How To Properly Treat a Laceration
Generally defined, a laceration is a cut in your skin that is typically caused by any kind of a sharp object. Depending on how deep the laceration actually is, treatment options for it can actually vary.
*Stay safe. If you are not the individual who has been lacerated, take the precaution of wearing any protective equipment that you may have at your disposal. Generally, lacerations tend to involve a great deal of blood, which is something you should always try to avoid coming into contact with.
*Control the bleeding. The biggest concern with any laceration is blood loss, which makes it extremely important to control the bleeding as much as you can. Put pressure on the laceration by holding it above heart level for approximately 15 minutes, which should be long enough to get the bleeding to stop. If this doesn’t work, try using pressure points. Avoid using tourniquets of any kind unless you’re sure that medical care will be delayed for a period of several hours. If blood loss still will not stop, call 911 immediately.
*Wash the laceration. When the bleeding has stopped, wash the laceration and the area around it with mild soap and warm water. If the laceration has stopped, there is the chance that the bleeding may start again even after it’s stopped. If this happens, repeat the second step.

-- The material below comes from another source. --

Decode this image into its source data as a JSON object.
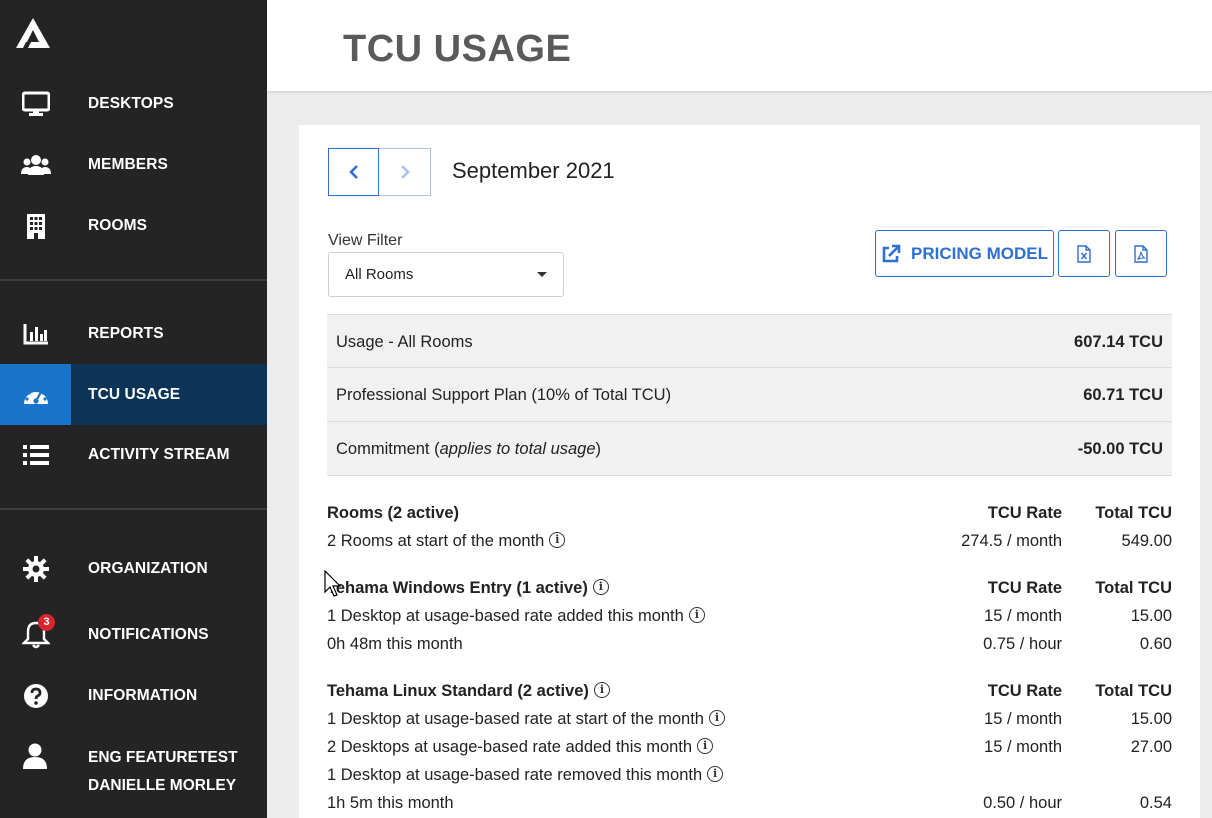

*Determine if stitches will be needed. Lacerations that are wide and/or deep will typically need stitches. If this is the case, transport the victim to the nearest emergency room immediately. A larger-sized laceration can heal even without stitches; however, it’s still a good idea to have the wound stitched because it will heal much more quickly, keep it from scarring, and prevent bacteria from entering it. If the laceration is small enough and doesn’t require stitches, simply use antiseptic ointment on it and close the wound with butterfly closures. These will also help to keep the wound clean and prevent it from getting infected.
*Cover the entire laceration with sterile gauze, taping it in place. You may also wrap it in place with roller gauze.
*Keep an eye on the laceration and make sure it doesn’t get infected. Additionally, change all of the bandages every day and put fresh ones on it, making sure to clean the laceration every time you do. If you notice that the laceration is either swelling up or pus is draining from it, contact your doctor immediately.
*If the laceration is causing you pain, take ibuprofen or acetaminophen. Both of these are excellent pain relievers.
Should the laceration become contaminated in any way, you will need to contact your doctor as soon as possible in order to receive a booster or tetanus shot. Wounds such as those on your feet, ones that can’t be cleaned immediately, and ones caused by animals are all that can come at a very high risk of becoming contaminated. Furthermore, lacerations that are caused by animals can also potentially cause rabies. If you suffer any kind of a wound from an animal, contact your doctor immediately.
The details posted on this page on lacerations is for learning purposes only. To learn to recognize and manage severe internal and external bleeding sign up for a first aid course with one of our training providers. Lacerations are covered in the standard first aid course.